As Canada’s rate of new job growth continues to slow, a report released Wednesday suggests the quality of employment in the country’s higher-paying sectors is rising quickly.
CIBC World Markets’ (TSX: CM) Employment Quality Index assesses the employment quality of more than 100 sectors. It does so by measuring factors such as pay rate and job stability — how likely a person is to keep a job for more than six months in a particular industry.
It found that job growth was up by 6% from a year ago in high-paying sectors such as mining, farm product distribution, Internet services and the manufacturing of beverages, tobacco and electronic and printing products.

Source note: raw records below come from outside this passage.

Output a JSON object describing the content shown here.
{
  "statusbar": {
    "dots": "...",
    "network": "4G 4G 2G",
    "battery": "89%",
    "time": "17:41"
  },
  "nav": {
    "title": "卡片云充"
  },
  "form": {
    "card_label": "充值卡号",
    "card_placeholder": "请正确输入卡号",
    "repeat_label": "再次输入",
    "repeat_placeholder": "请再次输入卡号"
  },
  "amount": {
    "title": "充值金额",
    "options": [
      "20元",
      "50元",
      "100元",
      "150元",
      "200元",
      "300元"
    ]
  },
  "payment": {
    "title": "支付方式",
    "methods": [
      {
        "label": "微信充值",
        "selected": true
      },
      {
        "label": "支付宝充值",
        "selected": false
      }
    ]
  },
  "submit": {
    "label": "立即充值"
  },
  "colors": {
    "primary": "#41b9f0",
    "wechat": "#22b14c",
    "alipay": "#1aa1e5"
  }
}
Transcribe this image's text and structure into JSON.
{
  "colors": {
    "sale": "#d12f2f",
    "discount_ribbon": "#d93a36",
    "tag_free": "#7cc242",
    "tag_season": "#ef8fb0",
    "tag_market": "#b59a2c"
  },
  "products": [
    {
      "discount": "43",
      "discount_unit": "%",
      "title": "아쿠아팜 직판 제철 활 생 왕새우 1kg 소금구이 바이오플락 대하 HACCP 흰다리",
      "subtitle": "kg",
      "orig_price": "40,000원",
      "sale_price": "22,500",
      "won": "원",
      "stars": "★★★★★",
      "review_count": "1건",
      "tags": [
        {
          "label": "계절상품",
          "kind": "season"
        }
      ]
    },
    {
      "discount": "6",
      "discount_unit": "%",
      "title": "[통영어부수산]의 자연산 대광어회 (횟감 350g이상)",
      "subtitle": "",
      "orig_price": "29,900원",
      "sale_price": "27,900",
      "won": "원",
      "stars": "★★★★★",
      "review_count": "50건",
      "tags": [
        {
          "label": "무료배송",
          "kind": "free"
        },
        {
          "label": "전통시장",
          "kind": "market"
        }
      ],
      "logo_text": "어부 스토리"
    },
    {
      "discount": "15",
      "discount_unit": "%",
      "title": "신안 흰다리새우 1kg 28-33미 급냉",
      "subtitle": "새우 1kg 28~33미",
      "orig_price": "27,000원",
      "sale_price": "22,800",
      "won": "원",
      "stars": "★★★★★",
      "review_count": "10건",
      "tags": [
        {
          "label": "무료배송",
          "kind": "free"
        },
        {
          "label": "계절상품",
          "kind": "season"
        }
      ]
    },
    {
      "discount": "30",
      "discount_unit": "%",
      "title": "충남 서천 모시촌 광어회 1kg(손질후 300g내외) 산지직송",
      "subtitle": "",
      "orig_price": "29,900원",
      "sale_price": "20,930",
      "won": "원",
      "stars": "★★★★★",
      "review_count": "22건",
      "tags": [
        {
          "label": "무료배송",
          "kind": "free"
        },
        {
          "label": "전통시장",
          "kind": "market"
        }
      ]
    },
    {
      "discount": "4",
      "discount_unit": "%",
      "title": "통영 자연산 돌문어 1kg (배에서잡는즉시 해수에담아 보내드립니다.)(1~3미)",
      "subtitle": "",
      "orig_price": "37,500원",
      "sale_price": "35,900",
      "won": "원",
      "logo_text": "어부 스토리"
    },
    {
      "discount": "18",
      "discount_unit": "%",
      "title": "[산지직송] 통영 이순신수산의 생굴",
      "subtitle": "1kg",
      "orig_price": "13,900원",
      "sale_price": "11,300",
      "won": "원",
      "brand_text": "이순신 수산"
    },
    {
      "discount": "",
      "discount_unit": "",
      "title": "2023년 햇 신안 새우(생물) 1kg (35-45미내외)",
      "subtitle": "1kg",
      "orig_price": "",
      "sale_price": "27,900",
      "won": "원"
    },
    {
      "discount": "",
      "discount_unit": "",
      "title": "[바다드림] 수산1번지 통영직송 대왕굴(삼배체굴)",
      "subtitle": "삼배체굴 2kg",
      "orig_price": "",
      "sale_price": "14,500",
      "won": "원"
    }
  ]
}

In contrast, growth in low-paying sectors, such as repair and maintenance, clothing and clothing accessories, has risen by only 1% during the same period.
The rosy figures in the higher-paying sectors runs contrary to employment numbers from Statistics Canada that measure the entire economy’s job creation rate. StatsCan recently reported that 5,000 fewer jobs had been created in June than in May.
The difference can be attributed to the fact that losses in such sectors as manufacturing are being replaced by positions in industries with equivalent or higher employment quality, according to the report.
The StatsCan numbers reflect the net result of what’s going on in the labour market, said Benjamin Tal, senior economist at CIBC World Markets, but do not take into account that “all jobs are not created equal.”
For instance, he said, “If you move from one job to another, this new job could be much better than your current one, which means the quality is improving. But you don’t see it in the statistics.”
This trend can help to explain why the CIBC report found that the average weekly wage is rising by 4.3% on a year-over-year basis, nearly double the inflation rate.
The findings are also indicative of a widening divide between have and have-not Canadians, Tal said.
“Many of the low-skill jobs are in China and India and not in Canada, and if you don’t have the skills (to work in the higher-paying sectors) you basically suffer, and you see it in the Employment Quality Index.”
The Index, with a benchmark score of 100 for 1994, currently sits at 100.17. It has been rising since December 2006, when it was at 95.05.
Despite a number of gloomy factors besetting the Canadian economy, Tal expects the Index to remain relatively high.
“It might slow down a little … but it will remain relatively elevated to keep wage pressures up and spending up, and that’s a good thing.”
This in turn, Tal added, will offer another reason for the Bank of Canada to consider raising interest rates in 2009 — after the economy stabilizes and the housing market in the U.S. “basically reaches bottom.”